Depending on what your menopause experience is, you’ll want different kinds of support. You may want to go on a retreat with your sisters, or gather friends to hear about what products or tools helped relieve their menopause symptoms. Use the party as a way to establish a support network or have a holistic, spiritual celebration of this new phase in life, Bennett noted.
Or you may want something else completely — and that is OK. Much like a birthday party or baby shower, you can decide how you want to celebrate.
And set your guests’ expectations, too.
Beyond knowing what kind of party you want to have, it’s important to check in with your guests’ needs, too.
“One of the things to really do is make sure your guests’ expectations are managed to make sure they know how to prepare ... because, also, people might feel a little bit unconfident about attending a menopause party, they might be unsure of the tone, they might be unsure of what to wear or what it’s going to be like,” Bennett said.
All of this to say, it’s important to make the focus of the party clear so no one — like someone who is going through a more difficult menopause — feels dismissed when they arrive at a celebration that is more playful than they expected.

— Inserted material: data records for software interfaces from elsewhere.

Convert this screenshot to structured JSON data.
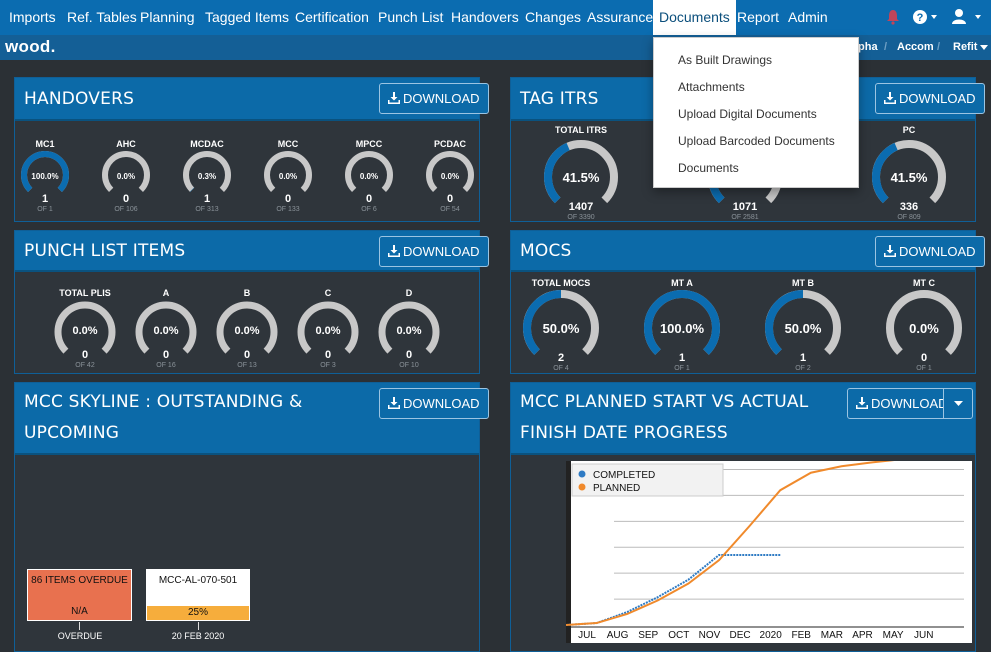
{
  "nav": {
    "items": [
      "Imports",
      "Ref. Tables",
      "Planning",
      "Tagged Items",
      "Certification",
      "Punch List",
      "Handovers",
      "Changes",
      "Assurance",
      "Documents",
      "Report",
      "Admin"
    ],
    "active": "Documents"
  },
  "subbar": {
    "logo": "wood.",
    "crumbs": [
      "pha",
      "Accom",
      "Refit"
    ]
  },
  "dropdown": {
    "items": [
      "As Built Drawings",
      "Attachments",
      "Upload Digital Documents",
      "Upload Barcoded Documents",
      "Documents"
    ]
  },
  "download_label": "DOWNLOAD",
  "panels": {
    "handovers": {
      "title": "HANDOVERS",
      "gauges": [
        {
          "label": "MC1",
          "pct": "100.0%",
          "value": 1.0,
          "count": "1",
          "of": "OF 1"
        },
        {
          "label": "AHC",
          "pct": "0.0%",
          "value": 0,
          "count": "0",
          "of": "OF 106"
        },
        {
          "label": "MCDAC",
          "pct": "0.3%",
          "value": 0.003,
          "count": "1",
          "of": "OF 313"
        },
        {
          "label": "MCC",
          "pct": "0.0%",
          "value": 0,
          "count": "0",
          "of": "OF 133"
        },
        {
          "label": "MPCC",
          "pct": "0.0%",
          "value": 0,
          "count": "0",
          "of": "OF 6"
        },
        {
          "label": "PCDAC",
          "pct": "0.0%",
          "value": 0,
          "count": "0",
          "of": "OF 54"
        }
      ]
    },
    "tag_itrs": {
      "title": "TAG ITRS",
      "gauges": [
        {
          "label": "TOTAL ITRS",
          "pct": "41.5%",
          "value": 0.415,
          "count": "1407",
          "of": "OF 3390"
        },
        {
          "label": "",
          "pct": "",
          "value": 0.415,
          "count": "1071",
          "of": "OF 2581"
        },
        {
          "label": "PC",
          "pct": "41.5%",
          "value": 0.415,
          "count": "336",
          "of": "OF 809"
        }
      ]
    },
    "punch": {
      "title": "PUNCH LIST ITEMS",
      "gauges": [
        {
          "label": "TOTAL PLIS",
          "pct": "0.0%",
          "value": 0,
          "count": "0",
          "of": "OF 42"
        },
        {
          "label": "A",
          "pct": "0.0%",
          "value": 0,
          "count": "0",
          "of": "OF 16"
        },
        {
          "label": "B",
          "pct": "0.0%",
          "value": 0,
          "count": "0",
          "of": "OF 13"
        },
        {
          "label": "C",
          "pct": "0.0%",
          "value": 0,
          "count": "0",
          "of": "OF 3"
        },
        {
          "label": "D",
          "pct": "0.0%",
          "value": 0,
          "count": "0",
          "of": "OF 10"
        }
      ]
    },
    "mocs": {
      "title": "MOCS",
      "gauges": [
        {
          "label": "TOTAL MOCS",
          "pct": "50.0%",
          "value": 0.5,
          "count": "2",
          "of": "OF 4"
        },
        {
          "label": "MT A",
          "pct": "100.0%",
          "value": 1.0,
          "count": "1",
          "of": "OF 1"
        },
        {
          "label": "MT B",
          "pct": "50.0%",
          "value": 0.5,
          "count": "1",
          "of": "OF 2"
        },
        {
          "label": "MT C",
          "pct": "0.0%",
          "value": 0,
          "count": "0",
          "of": "OF 1"
        }
      ]
    },
    "skyline": {
      "title_line1": "MCC SKYLINE : OUTSTANDING &",
      "title_line2": "UPCOMING",
      "cards": [
        {
          "title": "86 ITEMS OVERDUE",
          "footer": "N/A",
          "caption": "OVERDUE"
        },
        {
          "title": "MCC-AL-070-501",
          "footer": "25%",
          "caption": "20 FEB 2020"
        }
      ]
    },
    "progress": {
      "title_line1": "MCC PLANNED START VS ACTUAL",
      "title_line2": "FINISH DATE PROGRESS"
    }
  },
  "colors": {
    "nav_bg": "#0b6cb0",
    "panel_header": "#0c6aa8",
    "gauge_fill": "#0b6cb0",
    "gauge_track": "#c8c8c8",
    "overdue": "#e8714f",
    "upcoming_bar": "#f6ad3c",
    "completed": "#2e7bc4",
    "planned": "#f08a2c"
  },
  "chart_data": {
    "type": "line",
    "legend": "top-left",
    "x": [
      "JUL",
      "AUG",
      "SEP",
      "OCT",
      "NOV",
      "DEC",
      "2020",
      "FEB",
      "MAR",
      "APR",
      "MAY",
      "JUN"
    ],
    "yticks": [
      0,
      200,
      400,
      600,
      800,
      1000,
      1200,
      1400,
      1600,
      1800,
      2000,
      2200,
      2400
    ],
    "ylim": [
      0,
      2500
    ],
    "series": [
      {
        "name": "COMPLETED",
        "values": [
          0,
          30,
          200,
          430,
          700,
          1080,
          1080,
          1080,
          null,
          null,
          null,
          null
        ]
      },
      {
        "name": "PLANNED",
        "values": [
          0,
          30,
          170,
          380,
          640,
          1000,
          1530,
          2080,
          2350,
          2450,
          2510,
          2560
        ]
      }
    ]
  }
}
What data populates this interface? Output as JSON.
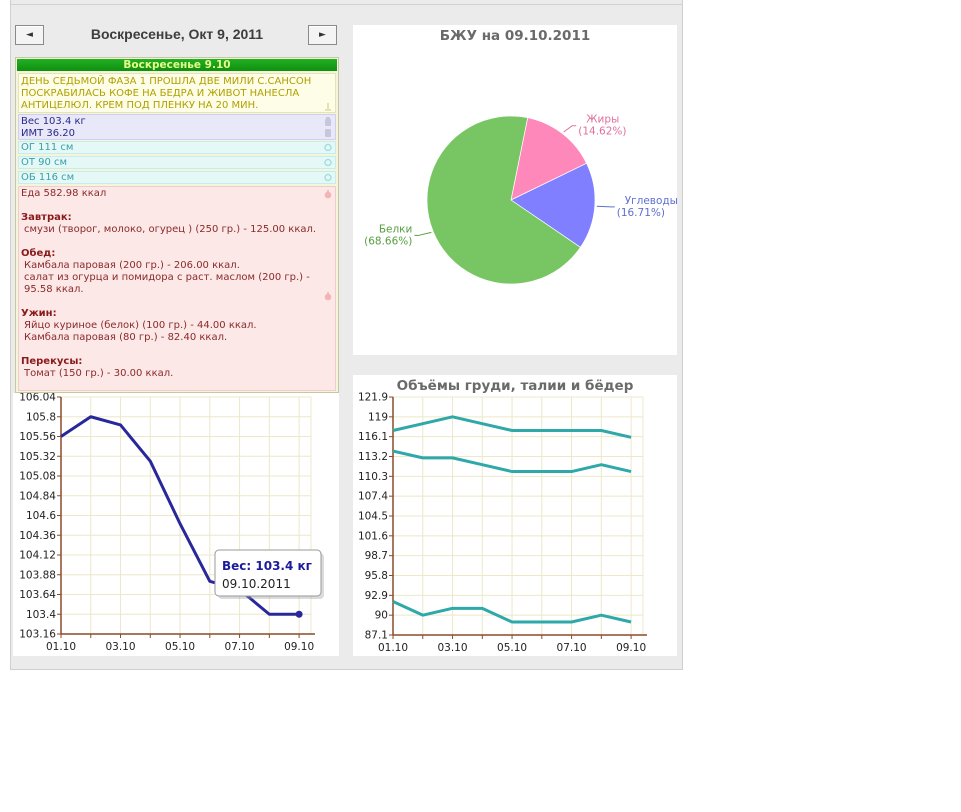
{
  "header": {
    "title": "Воскресенье, Окт 9, 2011",
    "prev_label": "◄",
    "next_label": "►"
  },
  "journal": {
    "date_label": "Воскресенье 9.10",
    "note": "ДЕНЬ СЕДЬМОЙ ФАЗА 1 ПРОШЛА ДВЕ МИЛИ С.САНСОН ПОСКРАБИЛАСЬ КОФЕ НА БЕДРА И ЖИВОТ НАНЕСЛА АНТИЦЕЛЮЛ. КРЕМ ПОД ПЛЕНКУ НА 20 МИН.",
    "weight": "Вес 103.4 кг",
    "bmi": "ИМТ 36.20",
    "chest": "ОГ 111 см",
    "waist": "ОТ 90 см",
    "hips": "ОБ 116 см",
    "food_total": "Еда 582.98 ккал",
    "meals": [
      {
        "name": "Завтрак:",
        "items": [
          "смузи (творог, молоко, огурец ) (250 гр.) - 125.00 ккал."
        ]
      },
      {
        "name": "Обед:",
        "items": [
          "Камбала паровая (200 гр.) - 206.00 ккал.",
          "салат из огурца и помидора с раст. маслом (200 гр.) - 95.58 ккал."
        ]
      },
      {
        "name": "Ужин:",
        "items": [
          "Яйцо куриное (белок) (100 гр.) - 44.00 ккал.",
          "Камбала паровая (80 гр.) - 82.40 ккал."
        ]
      },
      {
        "name": "Перекусы:",
        "items": [
          "Томат (150 гр.) - 30.00 ккал."
        ]
      }
    ]
  },
  "chart_data": [
    {
      "type": "line",
      "x": [
        "01.10",
        "02.10",
        "03.10",
        "04.10",
        "05.10",
        "06.10",
        "07.10",
        "08.10",
        "09.10"
      ],
      "tick_labels_x": [
        "01.10",
        "03.10",
        "05.10",
        "07.10",
        "09.10"
      ],
      "series": [
        {
          "values": [
            105.56,
            105.8,
            105.7,
            105.26,
            104.5,
            103.8,
            103.7,
            103.4,
            103.4
          ],
          "color": "#28289a"
        }
      ],
      "ylim": [
        103.16,
        106.04
      ],
      "yticks": [
        "106.04",
        "105.8",
        "105.56",
        "105.32",
        "105.08",
        "104.84",
        "104.6",
        "104.36",
        "104.12",
        "103.88",
        "103.64",
        "103.4",
        "103.16"
      ],
      "tooltip": {
        "value": "Вес: 103.4 кг",
        "date": "09.10.2011"
      },
      "grid": true
    },
    {
      "type": "pie",
      "title": "БЖУ на 09.10.2011",
      "slices": [
        {
          "label": "Белки",
          "pct": "(68.66%)",
          "value": 68.66,
          "color": "#77c663",
          "labelColor": "#55a040"
        },
        {
          "label": "Жиры",
          "pct": "(14.62%)",
          "value": 14.62,
          "color": "#ff88bb",
          "labelColor": "#e0709c"
        },
        {
          "label": "Углеводы",
          "pct": "(16.71%)",
          "value": 16.71,
          "color": "#7f7fff",
          "labelColor": "#5f6fd0"
        }
      ]
    },
    {
      "type": "line",
      "title": "Объёмы груди, талии и бёдер",
      "x": [
        "01.10",
        "02.10",
        "03.10",
        "04.10",
        "05.10",
        "06.10",
        "07.10",
        "08.10",
        "09.10"
      ],
      "tick_labels_x": [
        "01.10",
        "03.10",
        "05.10",
        "07.10",
        "09.10"
      ],
      "series": [
        {
          "values": [
            117,
            118,
            119,
            118,
            117,
            117,
            117,
            117,
            116
          ],
          "color": "#2ea8a8"
        },
        {
          "values": [
            114,
            113,
            113,
            112,
            111,
            111,
            111,
            112,
            111
          ],
          "color": "#2ea8a8"
        },
        {
          "values": [
            92,
            90,
            91,
            91,
            89,
            89,
            89,
            90,
            89
          ],
          "color": "#2ea8a8"
        }
      ],
      "ylim": [
        87.1,
        121.9
      ],
      "yticks": [
        "121.9",
        "119",
        "116.1",
        "113.2",
        "110.3",
        "107.4",
        "104.5",
        "101.6",
        "98.7",
        "95.8",
        "92.9",
        "90",
        "87.1"
      ],
      "grid": true
    }
  ],
  "colors": {
    "frame_bg": "#ebebeb",
    "accent_green": "#14a014"
  },
  "icons": {
    "prev": "left-triangle-icon",
    "next": "right-triangle-icon"
  }
}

“Perhaps check in with the people you’re inviting and see how they are coping with menopause so that you can get the tone right ... and I think one of the keys is to not assume that your menopause is the same as someone else’s because we all experience it differently,” Bennett noted.
Menopause parties may not be for everyone — and that is OK.
“You don’t have to celebrate this. Some people feel really conflicted, especially if they’ve had challenges around infertility and pregnancy, there can be a great sense of loss for many people going to the stage,” Huber said.
While there is no wrong way to have a menopause party, you also don’t have to celebrate it if that’s not right for you, Huber stressed.
Bennett added that some people may feel like a menopause party makes light of their situation — especially if they are experiencing debilitating menopause or went through menopause alone (and did not tell anyone) years before.
According to Bennett, 1 in 100 people experience a natural menopause before 40, and 1 in 1,000 experience a natural menopause before 30. For those folks, a party may not feel appropriate.
If a menopause party isn’t enough support for you, there are additional resources out there.
Bennett said you can ask your doctor if they know of any local menopause support groups or even look online.
“There are some fantastic Facebook groups, for example, that support women dealing with menopause issues, because often just finding that support talking to others, realising that what you’re experiencing is normal and that other people have managed it can be so healing,” Bennett said.
Menopause therapists and menopause coaches can also be valuable resources, Bennett stated. As can menopause-focused fitness and nutrition professionals.
“If your doctor or your gynaecologist isn’t supportive, find a new one and find somebody who is knowledgeable about menopause,” which isn’t an easy feat, but is a valuable thing to seek out, Bennett said.
Finding specialists who can help with your symptoms and struggles is an important way to honour your menopause journey, too.